Watson, Bell and Brown are among six 1st Armored Division soldiers already convicted and sentenced in the crime wave, which culminated in a fire that destroyed part of Baumholder’s government center, or Rathaus, causing more than $1 million in damage.
Under Simon’s questioning, both Brown and Watson admitted having less than sterling characters. Asked by Simon where he would place himself on a 1-to-10 scale for truthfulness, Brown replied, “five or six.”
Both also confirmed they were testifying with immunity, and under a plea agreement that had reduced their sentences.
Traver — the seventh of at least 12 Baumholder-based soldiers to go on trial for the 2005 crime wave — is charged with conspiracy to commit robbery, robbery, wrongful use and distribution of controlled substances, and other charges, including absent without leave.
Whether Traver, of Company B, 47th Forward Support Battalion, was a leader or a reluctant follower was a major point of contention during the trial. Watson and Brown testified that Traver either planned, or was part of the planning for, a plot to rob brothel patrons in Idar-Oberstein, then to rob Jung after a slow night at the brothels failed to provide a victim.
Under questioning by Simon, Watson admitted that he considered Traver “a moron.” Later, responding to a question from the panel of four enlisted and two officers, Watson called Traver “the textbook definition [of a moron] … someone who has to be led by someone else.”

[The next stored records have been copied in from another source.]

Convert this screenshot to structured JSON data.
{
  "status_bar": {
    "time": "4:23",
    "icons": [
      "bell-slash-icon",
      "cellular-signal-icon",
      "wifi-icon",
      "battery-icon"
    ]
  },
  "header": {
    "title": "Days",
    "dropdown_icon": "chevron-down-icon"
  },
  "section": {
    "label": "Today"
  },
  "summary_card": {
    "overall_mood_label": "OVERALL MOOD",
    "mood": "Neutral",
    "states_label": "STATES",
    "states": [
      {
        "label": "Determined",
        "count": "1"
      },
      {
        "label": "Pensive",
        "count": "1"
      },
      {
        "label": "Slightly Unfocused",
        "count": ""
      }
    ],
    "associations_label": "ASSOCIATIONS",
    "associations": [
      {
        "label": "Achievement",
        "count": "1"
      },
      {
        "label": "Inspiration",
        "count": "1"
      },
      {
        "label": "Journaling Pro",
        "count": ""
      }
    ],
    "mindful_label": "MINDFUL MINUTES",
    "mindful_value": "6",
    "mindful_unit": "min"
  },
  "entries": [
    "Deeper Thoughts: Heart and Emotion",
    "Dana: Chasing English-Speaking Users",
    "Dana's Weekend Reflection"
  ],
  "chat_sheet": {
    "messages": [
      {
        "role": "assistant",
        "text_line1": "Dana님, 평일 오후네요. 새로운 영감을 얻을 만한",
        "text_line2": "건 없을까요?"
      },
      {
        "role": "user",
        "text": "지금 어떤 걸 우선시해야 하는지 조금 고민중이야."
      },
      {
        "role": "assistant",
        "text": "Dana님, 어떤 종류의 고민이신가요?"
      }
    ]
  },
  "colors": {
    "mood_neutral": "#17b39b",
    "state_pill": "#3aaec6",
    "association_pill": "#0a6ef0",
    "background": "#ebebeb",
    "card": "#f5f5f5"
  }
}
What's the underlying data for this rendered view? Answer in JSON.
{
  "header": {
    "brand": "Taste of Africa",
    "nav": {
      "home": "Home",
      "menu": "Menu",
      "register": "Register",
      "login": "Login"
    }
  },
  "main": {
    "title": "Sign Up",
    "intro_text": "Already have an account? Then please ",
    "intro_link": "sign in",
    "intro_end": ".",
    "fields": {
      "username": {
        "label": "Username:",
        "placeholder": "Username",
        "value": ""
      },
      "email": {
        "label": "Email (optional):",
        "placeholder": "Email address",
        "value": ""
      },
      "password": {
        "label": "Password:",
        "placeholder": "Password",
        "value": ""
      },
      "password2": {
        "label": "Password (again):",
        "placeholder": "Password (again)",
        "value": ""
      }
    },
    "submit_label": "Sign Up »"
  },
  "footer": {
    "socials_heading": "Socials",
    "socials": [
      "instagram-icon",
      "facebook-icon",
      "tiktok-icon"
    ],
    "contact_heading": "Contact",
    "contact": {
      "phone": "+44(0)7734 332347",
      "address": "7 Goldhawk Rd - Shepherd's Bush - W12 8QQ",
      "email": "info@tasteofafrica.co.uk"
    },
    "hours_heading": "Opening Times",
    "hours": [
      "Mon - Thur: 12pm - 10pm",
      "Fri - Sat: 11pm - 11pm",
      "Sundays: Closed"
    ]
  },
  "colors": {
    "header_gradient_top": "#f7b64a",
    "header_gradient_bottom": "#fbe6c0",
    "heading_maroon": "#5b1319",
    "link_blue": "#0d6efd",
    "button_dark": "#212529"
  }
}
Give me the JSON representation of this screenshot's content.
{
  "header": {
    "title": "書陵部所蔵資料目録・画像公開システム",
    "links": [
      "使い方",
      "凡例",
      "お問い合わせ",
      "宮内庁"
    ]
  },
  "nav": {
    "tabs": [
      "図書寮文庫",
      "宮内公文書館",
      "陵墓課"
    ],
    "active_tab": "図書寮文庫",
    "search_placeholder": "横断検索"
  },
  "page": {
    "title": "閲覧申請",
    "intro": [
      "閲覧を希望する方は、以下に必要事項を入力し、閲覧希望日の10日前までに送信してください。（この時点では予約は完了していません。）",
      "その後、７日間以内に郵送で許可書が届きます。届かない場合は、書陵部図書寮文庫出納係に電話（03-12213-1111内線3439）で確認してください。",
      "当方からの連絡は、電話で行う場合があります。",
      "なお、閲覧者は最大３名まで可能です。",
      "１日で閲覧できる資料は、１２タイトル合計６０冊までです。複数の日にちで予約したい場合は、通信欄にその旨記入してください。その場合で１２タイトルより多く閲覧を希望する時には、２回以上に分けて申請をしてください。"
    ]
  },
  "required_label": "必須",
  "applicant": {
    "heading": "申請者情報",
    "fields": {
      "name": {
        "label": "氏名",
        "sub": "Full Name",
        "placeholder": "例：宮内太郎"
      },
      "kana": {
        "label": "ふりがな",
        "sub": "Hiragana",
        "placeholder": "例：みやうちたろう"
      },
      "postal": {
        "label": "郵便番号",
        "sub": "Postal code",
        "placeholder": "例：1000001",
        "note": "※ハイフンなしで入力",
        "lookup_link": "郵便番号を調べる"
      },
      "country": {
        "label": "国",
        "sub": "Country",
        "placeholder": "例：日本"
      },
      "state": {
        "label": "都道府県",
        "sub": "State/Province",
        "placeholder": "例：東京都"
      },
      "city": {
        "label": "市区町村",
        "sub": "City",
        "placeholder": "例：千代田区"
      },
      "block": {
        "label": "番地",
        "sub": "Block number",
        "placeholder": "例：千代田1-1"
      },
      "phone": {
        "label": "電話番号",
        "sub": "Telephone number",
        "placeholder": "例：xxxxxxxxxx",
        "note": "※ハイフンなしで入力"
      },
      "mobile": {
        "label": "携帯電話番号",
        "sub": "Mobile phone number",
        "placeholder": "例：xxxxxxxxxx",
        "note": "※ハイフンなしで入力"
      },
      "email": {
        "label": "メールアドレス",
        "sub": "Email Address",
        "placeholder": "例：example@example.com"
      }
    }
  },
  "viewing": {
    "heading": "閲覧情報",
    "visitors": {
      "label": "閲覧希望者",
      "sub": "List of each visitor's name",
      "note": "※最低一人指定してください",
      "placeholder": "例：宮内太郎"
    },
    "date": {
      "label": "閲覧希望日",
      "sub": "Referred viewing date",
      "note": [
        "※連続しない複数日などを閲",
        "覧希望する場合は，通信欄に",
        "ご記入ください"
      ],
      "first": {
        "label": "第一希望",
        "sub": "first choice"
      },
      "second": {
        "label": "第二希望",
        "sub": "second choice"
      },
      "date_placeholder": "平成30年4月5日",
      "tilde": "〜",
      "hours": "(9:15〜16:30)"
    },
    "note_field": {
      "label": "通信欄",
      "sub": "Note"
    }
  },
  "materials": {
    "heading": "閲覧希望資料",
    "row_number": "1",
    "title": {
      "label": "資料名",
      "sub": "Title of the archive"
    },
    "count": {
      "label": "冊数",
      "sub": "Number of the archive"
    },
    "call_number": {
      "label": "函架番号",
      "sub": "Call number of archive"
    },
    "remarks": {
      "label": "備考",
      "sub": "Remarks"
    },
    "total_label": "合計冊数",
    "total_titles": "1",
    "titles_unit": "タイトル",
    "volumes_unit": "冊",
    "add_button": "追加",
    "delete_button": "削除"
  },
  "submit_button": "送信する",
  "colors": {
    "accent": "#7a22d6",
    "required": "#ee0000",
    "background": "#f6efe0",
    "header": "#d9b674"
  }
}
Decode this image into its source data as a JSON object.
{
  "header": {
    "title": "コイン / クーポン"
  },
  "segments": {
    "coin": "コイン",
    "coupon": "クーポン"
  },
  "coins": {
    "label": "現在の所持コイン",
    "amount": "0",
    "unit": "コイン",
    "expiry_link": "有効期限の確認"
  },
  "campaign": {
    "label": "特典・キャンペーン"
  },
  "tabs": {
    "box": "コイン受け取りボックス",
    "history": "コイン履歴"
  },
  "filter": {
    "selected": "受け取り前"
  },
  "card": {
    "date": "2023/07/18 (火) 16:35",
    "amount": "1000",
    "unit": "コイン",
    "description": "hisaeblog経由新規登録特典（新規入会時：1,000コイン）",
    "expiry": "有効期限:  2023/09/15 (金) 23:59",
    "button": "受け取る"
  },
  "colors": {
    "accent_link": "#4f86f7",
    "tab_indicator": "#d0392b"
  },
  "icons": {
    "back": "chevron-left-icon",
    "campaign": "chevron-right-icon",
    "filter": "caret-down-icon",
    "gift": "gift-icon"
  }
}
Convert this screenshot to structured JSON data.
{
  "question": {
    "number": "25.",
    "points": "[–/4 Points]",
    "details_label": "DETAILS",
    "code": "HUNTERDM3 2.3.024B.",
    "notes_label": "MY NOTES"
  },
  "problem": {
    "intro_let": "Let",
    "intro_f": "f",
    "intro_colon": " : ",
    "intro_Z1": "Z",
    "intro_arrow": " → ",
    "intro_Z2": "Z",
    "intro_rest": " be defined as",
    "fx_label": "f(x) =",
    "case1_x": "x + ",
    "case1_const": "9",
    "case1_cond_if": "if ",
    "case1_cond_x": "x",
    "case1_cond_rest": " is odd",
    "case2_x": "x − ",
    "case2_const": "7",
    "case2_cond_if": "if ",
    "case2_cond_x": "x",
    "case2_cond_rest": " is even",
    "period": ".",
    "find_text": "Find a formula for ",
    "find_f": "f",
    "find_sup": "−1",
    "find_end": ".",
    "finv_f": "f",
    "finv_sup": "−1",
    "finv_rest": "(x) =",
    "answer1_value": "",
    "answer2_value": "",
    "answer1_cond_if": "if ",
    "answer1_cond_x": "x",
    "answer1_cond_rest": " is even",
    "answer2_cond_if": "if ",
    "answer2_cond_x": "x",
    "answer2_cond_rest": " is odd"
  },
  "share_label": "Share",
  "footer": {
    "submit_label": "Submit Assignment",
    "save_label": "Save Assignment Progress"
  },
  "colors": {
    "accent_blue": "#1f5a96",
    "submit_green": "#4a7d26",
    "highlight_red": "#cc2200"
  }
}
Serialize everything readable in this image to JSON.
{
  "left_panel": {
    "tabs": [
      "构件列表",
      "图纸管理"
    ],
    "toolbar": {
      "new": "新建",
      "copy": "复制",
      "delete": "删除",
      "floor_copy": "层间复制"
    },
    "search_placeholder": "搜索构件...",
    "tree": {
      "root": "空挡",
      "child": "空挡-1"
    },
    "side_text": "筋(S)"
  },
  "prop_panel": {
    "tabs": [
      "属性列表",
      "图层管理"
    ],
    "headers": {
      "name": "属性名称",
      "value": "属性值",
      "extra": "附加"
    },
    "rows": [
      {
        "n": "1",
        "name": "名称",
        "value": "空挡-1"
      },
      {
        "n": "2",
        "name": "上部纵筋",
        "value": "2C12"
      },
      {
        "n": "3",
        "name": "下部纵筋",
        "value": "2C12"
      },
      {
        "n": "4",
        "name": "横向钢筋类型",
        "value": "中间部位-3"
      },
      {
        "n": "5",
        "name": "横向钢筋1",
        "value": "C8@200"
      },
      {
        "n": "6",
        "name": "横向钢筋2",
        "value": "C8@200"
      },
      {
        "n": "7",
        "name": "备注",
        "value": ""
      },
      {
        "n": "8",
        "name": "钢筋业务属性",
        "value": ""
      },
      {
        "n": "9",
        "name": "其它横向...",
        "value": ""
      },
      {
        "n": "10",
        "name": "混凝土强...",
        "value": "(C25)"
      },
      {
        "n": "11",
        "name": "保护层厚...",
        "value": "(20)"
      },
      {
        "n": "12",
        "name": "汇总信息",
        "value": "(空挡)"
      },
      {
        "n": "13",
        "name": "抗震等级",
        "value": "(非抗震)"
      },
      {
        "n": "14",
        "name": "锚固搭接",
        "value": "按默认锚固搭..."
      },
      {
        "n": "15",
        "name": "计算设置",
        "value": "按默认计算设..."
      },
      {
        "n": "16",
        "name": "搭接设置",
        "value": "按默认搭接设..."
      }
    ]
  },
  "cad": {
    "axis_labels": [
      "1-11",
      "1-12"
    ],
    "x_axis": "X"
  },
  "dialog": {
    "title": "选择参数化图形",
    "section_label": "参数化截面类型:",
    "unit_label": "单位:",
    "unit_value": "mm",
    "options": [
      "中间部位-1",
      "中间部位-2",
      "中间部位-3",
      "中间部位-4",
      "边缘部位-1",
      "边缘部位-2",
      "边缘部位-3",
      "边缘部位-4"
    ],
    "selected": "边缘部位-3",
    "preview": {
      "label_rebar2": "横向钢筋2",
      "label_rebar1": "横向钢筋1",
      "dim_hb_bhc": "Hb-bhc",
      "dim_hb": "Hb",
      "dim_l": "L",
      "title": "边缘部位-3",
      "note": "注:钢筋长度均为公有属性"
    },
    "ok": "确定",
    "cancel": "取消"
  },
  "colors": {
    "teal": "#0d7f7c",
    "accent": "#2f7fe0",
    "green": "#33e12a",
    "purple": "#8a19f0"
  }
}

Simon also zeroed in on testimony from Brown that Traver was the odd man out in a friendship that included Watson, Bell and Brown. The inference was, Watson and Brown exaggerated Traver’s role in the robbery, the most serious charge he faces. But, again in response to a panel member’s question, Watson confirmed that no one, including Traver, tried to stop the robbery.
On Wednesday, Traver pleaded guilty to using marijuana and Ecstasy.
He also tried to plead guilty to a charge of being incapacitated for duty after he missed a sergeant’s formation by oversleeping after a night of drinking, but Judge (Col.) James Pohl ruled he would not accept the plea after quizzing Traver and prosecuting attorneys.